Work to be completed -
Please write out every entry below exactly, leaving out any pictures.
┌──
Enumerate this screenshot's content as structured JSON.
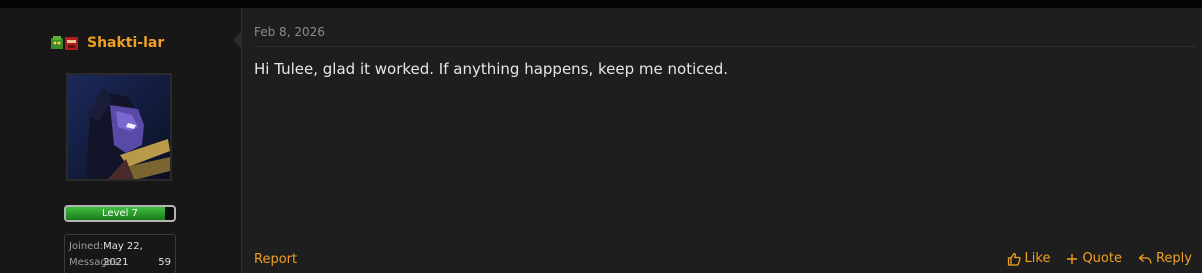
{
  "post": {
    "username": "Shakti-lar",
    "level": {
      "label": "Level 7",
      "progress": 0.92
    },
    "user_info": {
      "joined_label": "Joined:",
      "joined_value": "May 22, 2021",
      "messages_label": "Messages:",
      "messages_value": "59"
    },
    "date": "Feb 8, 2026",
    "body": "Hi Tulee, glad it worked. If anything happens, keep me noticed.",
    "actions": {
      "report": "Report",
      "like": "Like",
      "quote": "Quote",
      "reply": "Reply"
    },
    "colors": {
      "accent": "#f0a020",
      "level_bar": "#2e9e2e",
      "background": "#1e1e1e"
    },
    "icons": [
      "rank-emblem-icon",
      "like-icon",
      "quote-icon",
      "reply-icon"
    ]
  }
}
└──
Response to the task -
Enumerate this screenshot's content as structured JSON.
{
  "post": {
    "username": "Shakti-lar",
    "level": {
      "label": "Level 7",
      "progress": 0.92
    },
    "user_info": {
      "joined_label": "Joined:",
      "joined_value": "May 22, 2021",
      "messages_label": "Messages:",
      "messages_value": "59"
    },
    "date": "Feb 8, 2026",
    "body": "Hi Tulee, glad it worked. If anything happens, keep me noticed.",
    "actions": {
      "report": "Report",
      "like": "Like",
      "quote": "Quote",
      "reply": "Reply"
    },
    "colors": {
      "accent": "#f0a020",
      "level_bar": "#2e9e2e",
      "background": "#1e1e1e"
    },
    "icons": [
      "rank-emblem-icon",
      "like-icon",
      "quote-icon",
      "reply-icon"
    ]
  }
}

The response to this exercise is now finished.